Hope some of this helps, feel free to PM me anytime.

Fat Woody
09-05-2013, 11:10 AM
I'd be curious to know how much you opened your cooker during the process. The one thing that always screws you when trying to use a single offset is having to check the tenderness of the larger cuts while trying to cook the small stuff. You're getting some great advice about pairing it with a weber or another small smoker/grill for ribs and/or chicken. Also, if you can get your bigs off and resting as you mentioned, you can throw the small stuff in after.

RLTXBBQ
09-05-2013, 12:01 PM
Another vote for a separate chicken cooker, those silver Smokey grills are great for cooking chickens and are lighter and easier to haul around. You can also cook the chicken closer to the firebox to shorten the time some. However imo the biggest single factor there is going to be 4 meats in one cooker and you have to check each one regularly so yes as already stated each time you open that lid you. Increase time for doneness. I used to cook all three ibca meats in one 24" offset not problem but it does take practice to get the timing down.

MikeJ65
09-05-2013, 12:52 PM
I'm not an expert on the Oklahoma Joe, but I am 100% certain that you did not average anywhere close to 285 where the ribs where sitting. If it were that hot, you would have been pulling them off in pieces after 7 hours.

bigzthamoose
09-05-2013, 01:07 PM
those big meats need to be resting as the other smaller meats are cooking if youre gonna pull off all meats on one smoker. Of course, i am not fmailiar with cooking on one of those, i have a large veritcal smoker that I have plenty of room and time to cook all four on.

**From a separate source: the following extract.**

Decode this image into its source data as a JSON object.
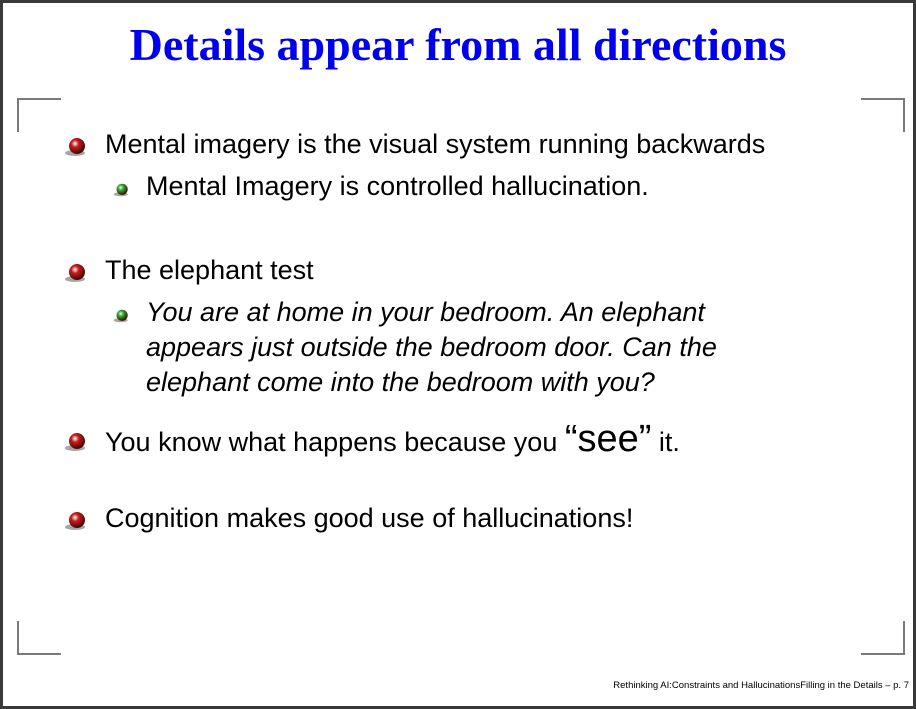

Smokin'Butts
09-05-2013, 04:06 PM
I'm not an expert on the Oklahoma Joe, but I am 100% certain that you did not average anywhere close to 285 where the ribs where sitting. If it were that hot, you would have been pulling them off in pieces after 7 hours.

I agree....No way you cooked ribs at 285-310 for 7 hours without them being in pieces. What are you checking your cooker temperature with?